*** Opening Data supplied ***

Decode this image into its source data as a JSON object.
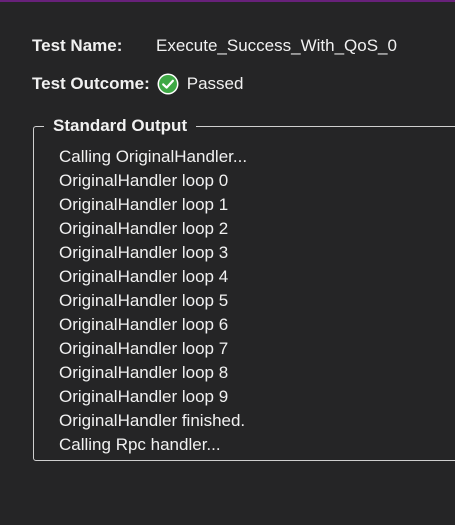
{
  "test": {
    "name_label": "Test Name:",
    "name_value": "Execute_Success_With_QoS_0",
    "outcome_label": "Test Outcome:",
    "outcome_value": "Passed",
    "outcome_icon": "check-circle-icon",
    "outcome_color": "#3ea845"
  },
  "output": {
    "title": "Standard Output",
    "lines": [
      "Calling OriginalHandler...",
      "OriginalHandler loop 0",
      "OriginalHandler loop 1",
      "OriginalHandler loop 2",
      "OriginalHandler loop 3",
      "OriginalHandler loop 4",
      "OriginalHandler loop 5",
      "OriginalHandler loop 6",
      "OriginalHandler loop 7",
      "OriginalHandler loop 8",
      "OriginalHandler loop 9",
      "OriginalHandler finished.",
      "Calling Rpc handler..."
    ]
  },
  "colors": {
    "background": "#252526",
    "accent_border": "#68217a",
    "text": "#f1f1f1"
  }
}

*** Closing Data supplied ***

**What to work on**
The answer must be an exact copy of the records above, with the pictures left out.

**Problem solution**
Decode this image into its source data as a JSON object.
{
  "test": {
    "name_label": "Test Name:",
    "name_value": "Execute_Success_With_QoS_0",
    "outcome_label": "Test Outcome:",
    "outcome_value": "Passed",
    "outcome_icon": "check-circle-icon",
    "outcome_color": "#3ea845"
  },
  "output": {
    "title": "Standard Output",
    "lines": [
      "Calling OriginalHandler...",
      "OriginalHandler loop 0",
      "OriginalHandler loop 1",
      "OriginalHandler loop 2",
      "OriginalHandler loop 3",
      "OriginalHandler loop 4",
      "OriginalHandler loop 5",
      "OriginalHandler loop 6",
      "OriginalHandler loop 7",
      "OriginalHandler loop 8",
      "OriginalHandler loop 9",
      "OriginalHandler finished.",
      "Calling Rpc handler..."
    ]
  },
  "colors": {
    "background": "#252526",
    "accent_border": "#68217a",
    "text": "#f1f1f1"
  }
}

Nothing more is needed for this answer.